No GPU needed

One thing we love about this model is that there’s no GPU needed to get great results. In fact we found that LayoutLM DocumentQA runs reasonably fast with 4 vCPUs and 16 GiB of RAM! The first prompt on a document image takes just under 10 seconds, of which most of the time is needed to download the image, with additional queries being completed in under three seconds.

Sample LayoutLM Document QA results


What is the invoice number?


import baseten
model = baseten.deployed_model_id('YOUR MODEL ID')
model.predict({'url': '', 'prompt': 'What is the invoice number?'})
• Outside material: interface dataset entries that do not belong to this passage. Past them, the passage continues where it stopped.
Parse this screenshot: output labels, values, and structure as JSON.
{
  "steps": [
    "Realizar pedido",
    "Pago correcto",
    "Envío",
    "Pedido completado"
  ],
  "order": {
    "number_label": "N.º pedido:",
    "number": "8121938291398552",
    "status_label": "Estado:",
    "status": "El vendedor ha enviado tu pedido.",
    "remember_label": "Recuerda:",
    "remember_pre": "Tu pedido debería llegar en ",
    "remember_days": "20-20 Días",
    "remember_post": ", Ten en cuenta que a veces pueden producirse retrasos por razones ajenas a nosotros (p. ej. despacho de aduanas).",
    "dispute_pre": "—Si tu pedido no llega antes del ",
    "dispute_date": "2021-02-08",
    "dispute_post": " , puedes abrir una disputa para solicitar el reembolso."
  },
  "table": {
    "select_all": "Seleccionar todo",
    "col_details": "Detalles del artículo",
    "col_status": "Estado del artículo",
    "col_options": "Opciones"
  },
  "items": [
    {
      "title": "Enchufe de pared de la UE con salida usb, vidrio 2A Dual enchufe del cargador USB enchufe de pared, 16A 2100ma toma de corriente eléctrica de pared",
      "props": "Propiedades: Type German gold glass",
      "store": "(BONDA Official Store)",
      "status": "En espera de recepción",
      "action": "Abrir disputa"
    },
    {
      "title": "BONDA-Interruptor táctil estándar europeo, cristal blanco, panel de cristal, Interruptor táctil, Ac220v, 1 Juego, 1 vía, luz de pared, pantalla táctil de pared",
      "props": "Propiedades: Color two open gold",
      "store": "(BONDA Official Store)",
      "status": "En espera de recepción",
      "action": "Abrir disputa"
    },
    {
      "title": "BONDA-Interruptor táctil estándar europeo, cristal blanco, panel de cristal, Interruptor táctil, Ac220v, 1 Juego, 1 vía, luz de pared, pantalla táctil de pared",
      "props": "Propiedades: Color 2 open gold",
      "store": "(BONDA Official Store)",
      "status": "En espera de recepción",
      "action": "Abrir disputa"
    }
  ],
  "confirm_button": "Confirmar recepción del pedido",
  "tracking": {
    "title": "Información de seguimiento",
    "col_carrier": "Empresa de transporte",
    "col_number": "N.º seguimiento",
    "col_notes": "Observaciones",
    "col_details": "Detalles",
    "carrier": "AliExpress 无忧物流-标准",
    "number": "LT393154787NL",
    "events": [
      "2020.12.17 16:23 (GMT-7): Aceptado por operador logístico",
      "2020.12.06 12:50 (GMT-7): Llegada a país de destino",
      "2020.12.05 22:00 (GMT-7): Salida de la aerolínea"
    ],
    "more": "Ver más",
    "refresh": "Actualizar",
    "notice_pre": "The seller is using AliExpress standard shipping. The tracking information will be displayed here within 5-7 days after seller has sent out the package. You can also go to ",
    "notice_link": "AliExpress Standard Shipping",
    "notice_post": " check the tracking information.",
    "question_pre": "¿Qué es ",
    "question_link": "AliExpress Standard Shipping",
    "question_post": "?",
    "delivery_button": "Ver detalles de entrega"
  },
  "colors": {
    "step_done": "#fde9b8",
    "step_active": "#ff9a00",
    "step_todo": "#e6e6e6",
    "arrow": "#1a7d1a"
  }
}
answer': 'us-001', 'end': 16, 'score': 0.42514994740486145, 'start': 16

Deploying LayoutLM Document QA on Baseten

Deploy LayoutLM Document QA on Baseten in just a couple of clicks when you deploy directly from the Baseten model library.

Generate SQL from natural language

One of the many capabilities of LLMs is the ability to generate code from natural language prompts, and we’d be remiss if we didn’t talk about NSQL 350M. Released earlier in July by Numbers Station, NSQL 350M is part of a broader family of open source SQL-generating foundation models.

Numbers Station Approach in NSQL Model

NSQL is a specialist foundation model

It’s common practice to train foundation models on a wide variety of sources, creating large generalist models that are adequate at a wide variety of tasks, but require further manipulation through techniques such as prompting or fine-tuning to be adapted to specific use cases. Take StarCoder as an example. Trained on over 80 programming languages, StarCoder is a fantastic coding assistant, and it becomes even more powerful when it’s been adapted to a specific language. 

Three techniques to adapt LLMs to any use case

NSQL, however, was trained specifically on SQL code from the web, and was pretrained over SQL queries using self-supervised learning before fine-tuning over instruction to SQL pairs. This means that NSQL can generate complex and functional SQL queries without further adaptation. What NSQL gives up in flexibility and adaptability in generating code in a wide variety of languages it gains in being accurate and precise in SQL generation.

Sample NSQL 350M results


What is the maximum, the average, and the minimum capacity of stadiums?


1import baseten
2# You can retrieve your deployed model ID from the UI
3model = baseten.deployed_model_version_id('YOUR_MODEL_ID')
5schema = """CREATE TABLE stadium (
6    stadium_id number,
7    location text,
8    name text,
9    capacity number,
10    highest number,
11    lowest number,
12    average number
15CREATE TABLE singer (
16    singer_id number,
17    name text,
18    country text,
19    song_name text,
20    song_release_year text,
21    age number,
22    is_male others
25CREATE TABLE concert (
26    concert_id number,
27    concert_name text,
28    theme text,
29    stadium_id text,
30    year text
33CREATE TABLE singer_in_concert (
34    concert_id number,
35    singer_id text
38request = {
39    "schema": schema,
40    "query": "What is the maximum, the average, and the minimum capacity of stadiums?"
43response = model.predict(request)


SELECT MAX(capacity), AVG(capacity), MIN(capacity) FROM stadium;

Deploying NSQL 350M on Baseten

We’ve made it easy to deploy NSQL 350M on Baseten in just a couple of clicks when you use the Baseten model library!

Talk to us!

If there are open source foundation models you’d like to see in the Baseten model library, let us know on Twitter or Threads! And if you have any questions or run into issues while deploying your model on Baseten, please reach out to us at We’d love to hear from you!